4. Kuumba Lynx
Kuumba Lynx is an urban arts youth development program that utilizes Hip Hop to cultivate strong communities built on a foundation of love. A citywide community of people from African American and Latino neighborhoods, this group strives to use Hip Hop as a creative alternative to drugs, gangs, prejudice, hostility, and violence. The group members see the making of an original music theater work as an opportunity to tell their own stories of life as urban youth in Chicago rather than have them told by someone else.
5. North Center Senior Center - Yolo Boomers
The North Center Satellite Senior Center group is actively engaged in different forms of creative expression including writing and improvisational acting. The group hopes to use the collective, personal stories of its members spanning decades to raise awareness and resources for the Center. Looking to bust negative stereotypes associated with age, this group intends to demonstrate what it truly means to be an active senior in Chicago.
6. Radclyffe Hall
Radclyffe Hall is a memoir-writing group of LGBT (Lesbian, Gay, Bisexual, Transgender) seniors in Lakeview who come together regularly to share their stories and the difficulties they have faced. Their story centers on the history of Chicago’s LGBT movement. The group seeks to share their personal stories of celebration and suffering, and their ongoing fight for equality both within and beyond Chicago.
7. Teatro Americano
Teatro Americano is the community theater branch of Latinos Progresando, a social services nonprofit providing arts education programming, immigration support, and other resources to Chicago’s Latino communities in Marshall Square, Pilsen, and Little Village. Teatro Americano strives to bring awareness to the unique struggles, including immigration obstacles and labor exploitation, experienced by its community members.The group will bring together people of all ages to tell their personal stories of immigration and relocation to Chicago.
8. Youth Empowerment Performance Project

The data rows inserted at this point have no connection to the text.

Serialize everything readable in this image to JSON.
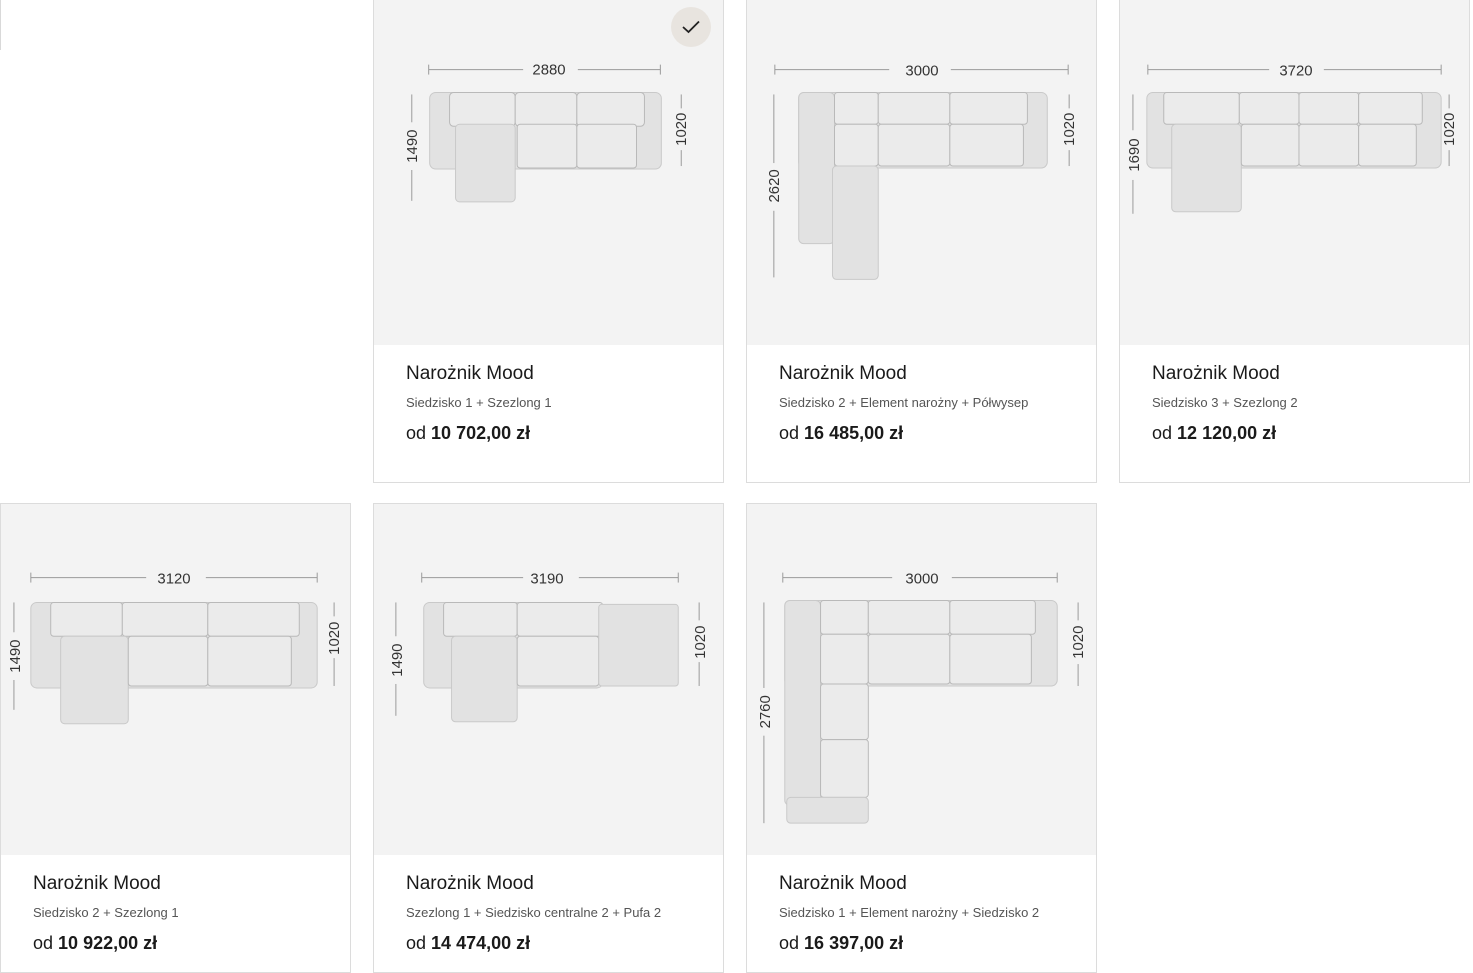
{
  "products": [
    {
      "name": "Narożnik Mood",
      "config": "Siedzisko 1 + Szezlong 1",
      "price_prefix": "od",
      "price": "10 702,00 zł",
      "selected": true,
      "dims": {
        "width": "2880",
        "left": "1490",
        "right": "1020"
      }
    },
    {
      "name": "Narożnik Mood",
      "config": "Siedzisko 2 + Element narożny + Półwysep",
      "price_prefix": "od",
      "price": "16 485,00 zł",
      "selected": false,
      "dims": {
        "width": "3000",
        "left": "2620",
        "right": "1020"
      }
    },
    {
      "name": "Narożnik Mood",
      "config": "Siedzisko 3 + Szezlong 2",
      "price_prefix": "od",
      "price": "12 120,00 zł",
      "selected": false,
      "dims": {
        "width": "3720",
        "left": "1690",
        "right": "1020"
      }
    },
    {
      "name": "Narożnik Mood",
      "config": "Siedzisko 2 + Szezlong 1",
      "price_prefix": "od",
      "price": "10 922,00 zł",
      "selected": false,
      "dims": {
        "width": "3120",
        "left": "1490",
        "right": "1020"
      }
    },
    {
      "name": "Narożnik Mood",
      "config": "Szezlong 1 + Siedzisko centralne 2 + Pufa 2",
      "price_prefix": "od",
      "price": "14 474,00 zł",
      "selected": false,
      "dims": {
        "width": "3190",
        "left": "1490",
        "right": "1020"
      }
    },
    {
      "name": "Narożnik Mood",
      "config": "Siedzisko 1 + Element narożny + Siedzisko 2",
      "price_prefix": "od",
      "price": "16 397,00 zł",
      "selected": false,
      "dims": {
        "width": "3000",
        "left": "2760",
        "right": "1020"
      }
    }
  ],
  "icons": {
    "selected_badge": "check-icon"
  }
}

The Youth Empowerment Performance Project (YEPP) is a Chicago nonprofit working to support the city’s LGBTQ (Lesbian, Gay, Bisexual, Transgender, Queer, and Questioning) youth experiencing housing instability. The group was created to address the lack of safe spaces and resources for LGBTQ youth in Chicago. YEPP aims to create an original music theater work that will raise awareness by telling the personal stories of their participants who struggle with homelessness and discrimination daily because of who they are.